The Animal and Plant Inspection Health Service (APHIS) is the U.S. Department of Agriculture sub-agency charged with administering and enforcing the federal Animal Welfare Act (AWA) , 7 U.S.C. § 2131, et seq. In connection with its “Strategic Plan” for 2023-27, APHIS issued a Strategic Foresight Report that “examines 10 societal, environmental, and technological trends that the Agency must be prepared to navigate. ” One such trend is “[e]volving perceptions around animal welfare and wildlife in human society.”
The animal welfare segment of the strategic foresight report contained some interesting remarks about farm animals, pets and the probability that farm animals will ultimately be subject to regulation under the AWA. That segment listed what APHIS says it “knows today:”
As can be seen, APHIS sees an increasing trend in farm animals being recognized as pets. Next to what APHIS says it knows today is what APHIS expects to “see ahead:”
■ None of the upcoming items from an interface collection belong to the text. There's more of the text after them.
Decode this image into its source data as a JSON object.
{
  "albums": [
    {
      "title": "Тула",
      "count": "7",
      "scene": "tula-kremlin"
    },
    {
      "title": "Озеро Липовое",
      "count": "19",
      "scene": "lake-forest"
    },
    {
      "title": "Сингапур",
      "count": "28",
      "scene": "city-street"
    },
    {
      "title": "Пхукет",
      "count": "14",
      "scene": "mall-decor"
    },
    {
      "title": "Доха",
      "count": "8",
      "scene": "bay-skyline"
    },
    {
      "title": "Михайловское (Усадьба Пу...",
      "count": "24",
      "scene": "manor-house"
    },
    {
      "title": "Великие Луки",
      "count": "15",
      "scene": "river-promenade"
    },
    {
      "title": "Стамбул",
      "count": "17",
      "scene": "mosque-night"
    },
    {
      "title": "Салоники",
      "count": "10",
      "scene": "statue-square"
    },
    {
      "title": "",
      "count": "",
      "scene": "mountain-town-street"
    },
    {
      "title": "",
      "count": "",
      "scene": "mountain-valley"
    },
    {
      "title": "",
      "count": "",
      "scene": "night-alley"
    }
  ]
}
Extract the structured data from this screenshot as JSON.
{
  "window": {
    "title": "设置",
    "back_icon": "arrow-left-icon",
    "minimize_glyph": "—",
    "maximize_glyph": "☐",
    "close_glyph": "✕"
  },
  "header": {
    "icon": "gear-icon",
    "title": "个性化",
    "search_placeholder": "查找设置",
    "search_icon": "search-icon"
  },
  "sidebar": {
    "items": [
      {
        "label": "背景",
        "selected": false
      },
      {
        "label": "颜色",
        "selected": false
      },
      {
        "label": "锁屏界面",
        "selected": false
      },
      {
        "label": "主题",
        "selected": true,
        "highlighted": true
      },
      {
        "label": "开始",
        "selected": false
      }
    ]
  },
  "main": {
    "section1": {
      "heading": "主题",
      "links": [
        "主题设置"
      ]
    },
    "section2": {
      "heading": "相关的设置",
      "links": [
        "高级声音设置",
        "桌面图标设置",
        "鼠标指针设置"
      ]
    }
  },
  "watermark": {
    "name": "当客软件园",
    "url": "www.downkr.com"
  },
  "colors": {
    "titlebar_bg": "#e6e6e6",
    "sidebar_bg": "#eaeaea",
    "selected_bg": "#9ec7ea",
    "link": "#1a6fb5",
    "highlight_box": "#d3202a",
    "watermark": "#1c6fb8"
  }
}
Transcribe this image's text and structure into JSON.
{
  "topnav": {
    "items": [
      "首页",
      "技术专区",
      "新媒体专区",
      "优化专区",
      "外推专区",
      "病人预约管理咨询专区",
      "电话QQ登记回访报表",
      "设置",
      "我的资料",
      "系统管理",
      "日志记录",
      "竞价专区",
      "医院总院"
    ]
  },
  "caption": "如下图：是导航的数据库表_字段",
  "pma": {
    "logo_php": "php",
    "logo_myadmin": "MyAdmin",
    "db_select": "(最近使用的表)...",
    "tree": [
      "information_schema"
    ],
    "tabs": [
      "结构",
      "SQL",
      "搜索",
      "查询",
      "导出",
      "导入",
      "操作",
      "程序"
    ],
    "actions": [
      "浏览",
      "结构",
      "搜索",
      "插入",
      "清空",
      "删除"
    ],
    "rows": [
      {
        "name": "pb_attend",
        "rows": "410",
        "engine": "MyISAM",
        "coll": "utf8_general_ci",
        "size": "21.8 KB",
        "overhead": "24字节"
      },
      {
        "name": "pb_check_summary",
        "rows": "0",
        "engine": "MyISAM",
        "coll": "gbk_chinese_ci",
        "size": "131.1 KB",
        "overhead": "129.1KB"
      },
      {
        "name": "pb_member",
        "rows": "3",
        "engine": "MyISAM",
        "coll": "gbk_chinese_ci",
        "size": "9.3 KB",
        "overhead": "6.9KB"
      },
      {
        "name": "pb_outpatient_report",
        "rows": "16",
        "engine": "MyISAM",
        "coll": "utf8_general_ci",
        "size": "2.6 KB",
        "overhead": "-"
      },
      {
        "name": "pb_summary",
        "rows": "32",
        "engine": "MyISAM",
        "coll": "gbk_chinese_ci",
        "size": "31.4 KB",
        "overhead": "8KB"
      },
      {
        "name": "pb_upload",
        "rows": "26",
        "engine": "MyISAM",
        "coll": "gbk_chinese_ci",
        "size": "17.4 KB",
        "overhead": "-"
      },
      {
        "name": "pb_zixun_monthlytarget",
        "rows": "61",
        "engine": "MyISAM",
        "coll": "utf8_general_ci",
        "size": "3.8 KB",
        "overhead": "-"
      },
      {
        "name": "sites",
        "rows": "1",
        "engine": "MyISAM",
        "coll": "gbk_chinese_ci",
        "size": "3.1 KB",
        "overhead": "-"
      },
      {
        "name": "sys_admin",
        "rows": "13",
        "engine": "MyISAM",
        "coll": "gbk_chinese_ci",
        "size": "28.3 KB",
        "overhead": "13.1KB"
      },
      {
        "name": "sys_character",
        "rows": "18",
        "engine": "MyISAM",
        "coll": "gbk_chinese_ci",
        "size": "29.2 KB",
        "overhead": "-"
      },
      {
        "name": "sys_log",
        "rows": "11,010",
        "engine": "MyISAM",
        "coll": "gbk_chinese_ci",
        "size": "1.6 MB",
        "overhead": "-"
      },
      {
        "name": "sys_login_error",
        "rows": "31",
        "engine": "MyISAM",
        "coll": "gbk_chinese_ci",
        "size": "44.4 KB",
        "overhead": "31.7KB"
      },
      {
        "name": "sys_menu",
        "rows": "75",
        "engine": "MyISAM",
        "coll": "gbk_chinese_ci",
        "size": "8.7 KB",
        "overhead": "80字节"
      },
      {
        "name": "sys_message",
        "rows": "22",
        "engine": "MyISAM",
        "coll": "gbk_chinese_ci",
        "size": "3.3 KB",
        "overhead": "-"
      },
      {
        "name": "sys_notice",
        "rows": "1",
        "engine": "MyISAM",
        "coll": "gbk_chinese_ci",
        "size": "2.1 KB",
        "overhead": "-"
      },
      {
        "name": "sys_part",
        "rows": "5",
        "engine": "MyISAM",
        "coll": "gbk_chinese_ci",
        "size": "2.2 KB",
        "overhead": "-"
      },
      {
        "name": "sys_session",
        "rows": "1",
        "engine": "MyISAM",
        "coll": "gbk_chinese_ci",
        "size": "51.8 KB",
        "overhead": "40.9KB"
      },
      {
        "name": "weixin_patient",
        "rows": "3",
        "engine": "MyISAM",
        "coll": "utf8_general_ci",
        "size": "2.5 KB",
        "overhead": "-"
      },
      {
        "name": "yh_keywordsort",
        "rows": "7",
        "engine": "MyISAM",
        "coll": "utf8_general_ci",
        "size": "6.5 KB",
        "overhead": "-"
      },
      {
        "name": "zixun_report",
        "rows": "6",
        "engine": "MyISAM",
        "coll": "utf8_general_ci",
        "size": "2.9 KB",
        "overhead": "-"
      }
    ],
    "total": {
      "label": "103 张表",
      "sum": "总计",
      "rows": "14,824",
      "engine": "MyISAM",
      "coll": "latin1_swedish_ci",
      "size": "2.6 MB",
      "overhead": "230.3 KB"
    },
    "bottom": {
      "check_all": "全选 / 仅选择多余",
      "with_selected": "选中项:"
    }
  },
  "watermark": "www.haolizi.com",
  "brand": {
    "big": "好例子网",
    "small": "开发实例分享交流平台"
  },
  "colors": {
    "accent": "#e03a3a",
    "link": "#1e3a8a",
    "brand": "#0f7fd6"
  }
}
These observations are quite interesting. Evidently, APHIS believes that, as more people make livestock into pets, that will be the fulcrum for the agency to expand its regulation to include farm animals. As APHIS summed it up in the “Shifting Values” section of the report:
In the future, more Americans will live in urban regions. They will seek healthier nutrient-dense products, and many will agree that livestock and wildlife should be provided the same rights as domesticated pets. This will add public, and by extension Congressional, pressure on APHIS to prioritize the use of humane animal agricultural practices. As the list of animals considered to be pets expands, farms could potentially fall under regulation of the Animal Welfare Act.
This prediction remains to be seen. At present, farm animals are not covered by the AWA. See 7 U.S.C. § 2132(g)(3) (definition of “animal” excludes “other farm animals, such as, but not limited to livestock or poultry, used or intended for use as food or fiber, or livestock or poultry used or intended for use for improving animal nutrition, breeding, management, or production efficiency or for improving the quality of food or fiber”). It would take an act of Congress to change this state of affairs, which has existed for the better part of the last 60 years. And it is far from clear that there is any significant political support for such a change, despite APHIS’ inclusion of a photograph of someone’s pet goat in its discussion of “Shifting Values:”